• Task to complete: Output the entries below so that they read exactly as they do now.

• Supplied material:
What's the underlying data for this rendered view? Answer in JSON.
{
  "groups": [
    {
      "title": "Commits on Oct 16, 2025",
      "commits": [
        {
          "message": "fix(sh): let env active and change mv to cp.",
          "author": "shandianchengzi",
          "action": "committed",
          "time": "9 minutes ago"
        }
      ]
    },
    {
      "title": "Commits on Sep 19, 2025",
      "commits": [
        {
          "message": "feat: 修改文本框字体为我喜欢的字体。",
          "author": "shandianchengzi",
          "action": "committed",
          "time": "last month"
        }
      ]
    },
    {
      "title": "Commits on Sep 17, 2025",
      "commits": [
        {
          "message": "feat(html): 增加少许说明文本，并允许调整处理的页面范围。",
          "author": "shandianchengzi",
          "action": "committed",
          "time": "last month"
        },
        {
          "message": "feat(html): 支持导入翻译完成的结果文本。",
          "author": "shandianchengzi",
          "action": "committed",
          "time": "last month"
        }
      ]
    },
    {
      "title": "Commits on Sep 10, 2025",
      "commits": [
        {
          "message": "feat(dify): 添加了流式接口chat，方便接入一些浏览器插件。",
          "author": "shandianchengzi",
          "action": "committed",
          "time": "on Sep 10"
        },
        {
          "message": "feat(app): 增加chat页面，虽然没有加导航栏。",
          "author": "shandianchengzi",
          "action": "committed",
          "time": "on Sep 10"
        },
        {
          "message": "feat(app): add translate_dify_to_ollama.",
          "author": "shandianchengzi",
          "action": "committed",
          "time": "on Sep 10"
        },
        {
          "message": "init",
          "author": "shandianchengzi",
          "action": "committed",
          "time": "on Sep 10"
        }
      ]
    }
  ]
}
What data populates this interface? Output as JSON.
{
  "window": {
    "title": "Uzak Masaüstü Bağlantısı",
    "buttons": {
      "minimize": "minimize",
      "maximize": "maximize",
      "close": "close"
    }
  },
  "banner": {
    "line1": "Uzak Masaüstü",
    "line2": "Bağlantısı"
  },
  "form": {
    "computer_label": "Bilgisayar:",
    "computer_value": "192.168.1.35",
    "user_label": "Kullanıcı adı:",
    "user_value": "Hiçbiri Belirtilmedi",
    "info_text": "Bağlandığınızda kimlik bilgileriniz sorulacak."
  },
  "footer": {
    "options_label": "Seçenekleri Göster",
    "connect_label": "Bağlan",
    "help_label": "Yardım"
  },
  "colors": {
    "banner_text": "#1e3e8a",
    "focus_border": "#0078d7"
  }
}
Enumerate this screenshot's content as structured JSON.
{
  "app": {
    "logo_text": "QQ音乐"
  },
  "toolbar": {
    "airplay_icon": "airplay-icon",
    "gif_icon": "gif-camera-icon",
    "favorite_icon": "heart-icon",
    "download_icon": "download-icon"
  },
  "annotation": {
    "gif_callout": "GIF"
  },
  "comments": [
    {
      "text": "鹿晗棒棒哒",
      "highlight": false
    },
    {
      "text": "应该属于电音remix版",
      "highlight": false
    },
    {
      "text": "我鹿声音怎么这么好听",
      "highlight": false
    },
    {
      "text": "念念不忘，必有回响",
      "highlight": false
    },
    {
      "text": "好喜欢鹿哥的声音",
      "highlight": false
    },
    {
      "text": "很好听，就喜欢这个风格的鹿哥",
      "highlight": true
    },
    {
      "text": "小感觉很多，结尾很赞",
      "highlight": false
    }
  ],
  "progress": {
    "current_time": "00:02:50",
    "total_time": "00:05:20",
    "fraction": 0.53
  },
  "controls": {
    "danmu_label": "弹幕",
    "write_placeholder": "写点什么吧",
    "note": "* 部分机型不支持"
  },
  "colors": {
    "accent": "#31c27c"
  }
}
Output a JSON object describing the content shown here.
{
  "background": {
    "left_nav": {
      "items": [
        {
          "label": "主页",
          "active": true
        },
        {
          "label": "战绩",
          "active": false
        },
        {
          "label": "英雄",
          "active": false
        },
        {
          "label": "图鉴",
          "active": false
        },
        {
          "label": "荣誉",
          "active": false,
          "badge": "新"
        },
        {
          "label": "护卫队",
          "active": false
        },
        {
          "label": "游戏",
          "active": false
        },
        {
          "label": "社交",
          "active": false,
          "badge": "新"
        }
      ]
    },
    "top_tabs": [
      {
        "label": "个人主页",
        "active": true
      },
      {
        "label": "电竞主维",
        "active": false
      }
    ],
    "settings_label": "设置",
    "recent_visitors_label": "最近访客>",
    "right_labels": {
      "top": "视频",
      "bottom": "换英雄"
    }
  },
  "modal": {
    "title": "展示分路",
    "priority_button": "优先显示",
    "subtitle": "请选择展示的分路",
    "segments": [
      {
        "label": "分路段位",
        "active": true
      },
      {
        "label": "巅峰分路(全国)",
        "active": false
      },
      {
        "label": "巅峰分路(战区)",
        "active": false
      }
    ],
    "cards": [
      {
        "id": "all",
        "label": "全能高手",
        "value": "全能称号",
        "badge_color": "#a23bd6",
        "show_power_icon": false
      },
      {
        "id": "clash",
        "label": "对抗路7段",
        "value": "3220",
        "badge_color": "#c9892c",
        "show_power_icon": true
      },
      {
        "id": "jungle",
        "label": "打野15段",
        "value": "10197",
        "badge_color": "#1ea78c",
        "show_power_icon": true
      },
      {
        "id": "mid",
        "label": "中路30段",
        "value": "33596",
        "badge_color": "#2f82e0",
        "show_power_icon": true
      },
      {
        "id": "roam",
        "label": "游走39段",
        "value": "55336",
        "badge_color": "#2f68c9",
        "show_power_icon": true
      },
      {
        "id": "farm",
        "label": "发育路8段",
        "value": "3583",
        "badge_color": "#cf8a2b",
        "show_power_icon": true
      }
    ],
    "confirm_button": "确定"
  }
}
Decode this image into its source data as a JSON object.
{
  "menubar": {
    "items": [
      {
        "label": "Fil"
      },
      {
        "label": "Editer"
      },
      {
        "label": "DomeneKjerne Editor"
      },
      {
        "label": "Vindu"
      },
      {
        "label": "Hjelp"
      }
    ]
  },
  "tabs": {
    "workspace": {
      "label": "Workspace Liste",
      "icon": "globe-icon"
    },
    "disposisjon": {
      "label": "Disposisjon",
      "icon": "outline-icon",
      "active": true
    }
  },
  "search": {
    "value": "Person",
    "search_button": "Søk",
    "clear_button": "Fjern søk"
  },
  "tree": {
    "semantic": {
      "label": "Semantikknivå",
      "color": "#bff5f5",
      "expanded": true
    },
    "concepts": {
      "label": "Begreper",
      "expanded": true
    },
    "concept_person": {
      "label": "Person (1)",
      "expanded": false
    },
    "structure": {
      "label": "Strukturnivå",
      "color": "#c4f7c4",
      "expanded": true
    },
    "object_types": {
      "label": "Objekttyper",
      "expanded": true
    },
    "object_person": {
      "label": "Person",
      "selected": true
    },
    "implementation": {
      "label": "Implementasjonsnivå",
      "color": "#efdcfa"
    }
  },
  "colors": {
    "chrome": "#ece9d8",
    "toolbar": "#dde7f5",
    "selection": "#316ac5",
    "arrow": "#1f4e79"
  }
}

• Response to this task:
What's the underlying data for this rendered view? Answer in JSON.
{
  "groups": [
    {
      "title": "Commits on Oct 16, 2025",
      "commits": [
        {
          "message": "fix(sh): let env active and change mv to cp.",
          "author": "shandianchengzi",
          "action": "committed",
          "time": "9 minutes ago"
        }
      ]
    },
    {
      "title": "Commits on Sep 19, 2025",
      "commits": [
        {
          "message": "feat: 修改文本框字体为我喜欢的字体。",
          "author": "shandianchengzi",
          "action": "committed",
          "time": "last month"
        }
      ]
    },
    {
      "title": "Commits on Sep 17, 2025",
      "commits": [
        {
          "message": "feat(html): 增加少许说明文本，并允许调整处理的页面范围。",
          "author": "shandianchengzi",
          "action": "committed",
          "time": "last month"
        },
        {
          "message": "feat(html): 支持导入翻译完成的结果文本。",
          "author": "shandianchengzi",
          "action": "committed",
          "time": "last month"
        }
      ]
    },
    {
      "title": "Commits on Sep 10, 2025",
      "commits": [
        {
          "message": "feat(dify): 添加了流式接口chat，方便接入一些浏览器插件。",
          "author": "shandianchengzi",
          "action": "committed",
          "time": "on Sep 10"
        },
        {
          "message": "feat(app): 增加chat页面，虽然没有加导航栏。",
          "author": "shandianchengzi",
          "action": "committed",
          "time": "on Sep 10"
        },
        {
          "message": "feat(app): add translate_dify_to_ollama.",
          "author": "shandianchengzi",
          "action": "committed",
          "time": "on Sep 10"
        },
        {
          "message": "init",
          "author": "shandianchengzi",
          "action": "committed",
          "time": "on Sep 10"
        }
      ]
    }
  ]
}
What data populates this interface? Output as JSON.
{
  "window": {
    "title": "Uzak Masaüstü Bağlantısı",
    "buttons": {
      "minimize": "minimize",
      "maximize": "maximize",
      "close": "close"
    }
  },
  "banner": {
    "line1": "Uzak Masaüstü",
    "line2": "Bağlantısı"
  },
  "form": {
    "computer_label": "Bilgisayar:",
    "computer_value": "192.168.1.35",
    "user_label": "Kullanıcı adı:",
    "user_value": "Hiçbiri Belirtilmedi",
    "info_text": "Bağlandığınızda kimlik bilgileriniz sorulacak."
  },
  "footer": {
    "options_label": "Seçenekleri Göster",
    "connect_label": "Bağlan",
    "help_label": "Yardım"
  },
  "colors": {
    "banner_text": "#1e3e8a",
    "focus_border": "#0078d7"
  }
}
Enumerate this screenshot's content as structured JSON.
{
  "app": {
    "logo_text": "QQ音乐"
  },
  "toolbar": {
    "airplay_icon": "airplay-icon",
    "gif_icon": "gif-camera-icon",
    "favorite_icon": "heart-icon",
    "download_icon": "download-icon"
  },
  "annotation": {
    "gif_callout": "GIF"
  },
  "comments": [
    {
      "text": "鹿晗棒棒哒",
      "highlight": false
    },
    {
      "text": "应该属于电音remix版",
      "highlight": false
    },
    {
      "text": "我鹿声音怎么这么好听",
      "highlight": false
    },
    {
      "text": "念念不忘，必有回响",
      "highlight": false
    },
    {
      "text": "好喜欢鹿哥的声音",
      "highlight": false
    },
    {
      "text": "很好听，就喜欢这个风格的鹿哥",
      "highlight": true
    },
    {
      "text": "小感觉很多，结尾很赞",
      "highlight": false
    }
  ],
  "progress": {
    "current_time": "00:02:50",
    "total_time": "00:05:20",
    "fraction": 0.53
  },
  "controls": {
    "danmu_label": "弹幕",
    "write_placeholder": "写点什么吧",
    "note": "* 部分机型不支持"
  },
  "colors": {
    "accent": "#31c27c"
  }
}
Output a JSON object describing the content shown here.
{
  "background": {
    "left_nav": {
      "items": [
        {
          "label": "主页",
          "active": true
        },
        {
          "label": "战绩",
          "active": false
        },
        {
          "label": "英雄",
          "active": false
        },
        {
          "label": "图鉴",
          "active": false
        },
        {
          "label": "荣誉",
          "active": false,
          "badge": "新"
        },
        {
          "label": "护卫队",
          "active": false
        },
        {
          "label": "游戏",
          "active": false
        },
        {
          "label": "社交",
          "active": false,
          "badge": "新"
        }
      ]
    },
    "top_tabs": [
      {
        "label": "个人主页",
        "active": true
      },
      {
        "label": "电竞主维",
        "active": false
      }
    ],
    "settings_label": "设置",
    "recent_visitors_label": "最近访客>",
    "right_labels": {
      "top": "视频",
      "bottom": "换英雄"
    }
  },
  "modal": {
    "title": "展示分路",
    "priority_button": "优先显示",
    "subtitle": "请选择展示的分路",
    "segments": [
      {
        "label": "分路段位",
        "active": true
      },
      {
        "label": "巅峰分路(全国)",
        "active": false
      },
      {
        "label": "巅峰分路(战区)",
        "active": false
      }
    ],
    "cards": [
      {
        "id": "all",
        "label": "全能高手",
        "value": "全能称号",
        "badge_color": "#a23bd6",
        "show_power_icon": false
      },
      {
        "id": "clash",
        "label": "对抗路7段",
        "value": "3220",
        "badge_color": "#c9892c",
        "show_power_icon": true
      },
      {
        "id": "jungle",
        "label": "打野15段",
        "value": "10197",
        "badge_color": "#1ea78c",
        "show_power_icon": true
      },
      {
        "id": "mid",
        "label": "中路30段",
        "value": "33596",
        "badge_color": "#2f82e0",
        "show_power_icon": true
      },
      {
        "id": "roam",
        "label": "游走39段",
        "value": "55336",
        "badge_color": "#2f68c9",
        "show_power_icon": true
      },
      {
        "id": "farm",
        "label": "发育路8段",
        "value": "3583",
        "badge_color": "#cf8a2b",
        "show_power_icon": true
      }
    ],
    "confirm_button": "确定"
  }
}
Decode this image into its source data as a JSON object.
{
  "menubar": {
    "items": [
      {
        "label": "Fil"
      },
      {
        "label": "Editer"
      },
      {
        "label": "DomeneKjerne Editor"
      },
      {
        "label": "Vindu"
      },
      {
        "label": "Hjelp"
      }
    ]
  },
  "tabs": {
    "workspace": {
      "label": "Workspace Liste",
      "icon": "globe-icon"
    },
    "disposisjon": {
      "label": "Disposisjon",
      "icon": "outline-icon",
      "active": true
    }
  },
  "search": {
    "value": "Person",
    "search_button": "Søk",
    "clear_button": "Fjern søk"
  },
  "tree": {
    "semantic": {
      "label": "Semantikknivå",
      "color": "#bff5f5",
      "expanded": true
    },
    "concepts": {
      "label": "Begreper",
      "expanded": true
    },
    "concept_person": {
      "label": "Person (1)",
      "expanded": false
    },
    "structure": {
      "label": "Strukturnivå",
      "color": "#c4f7c4",
      "expanded": true
    },
    "object_types": {
      "label": "Objekttyper",
      "expanded": true
    },
    "object_person": {
      "label": "Person",
      "selected": true
    },
    "implementation": {
      "label": "Implementasjonsnivå",
      "color": "#efdcfa"
    }
  },
  "colors": {
    "chrome": "#ece9d8",
    "toolbar": "#dde7f5",
    "selection": "#316ac5",
    "arrow": "#1f4e79"
  }
}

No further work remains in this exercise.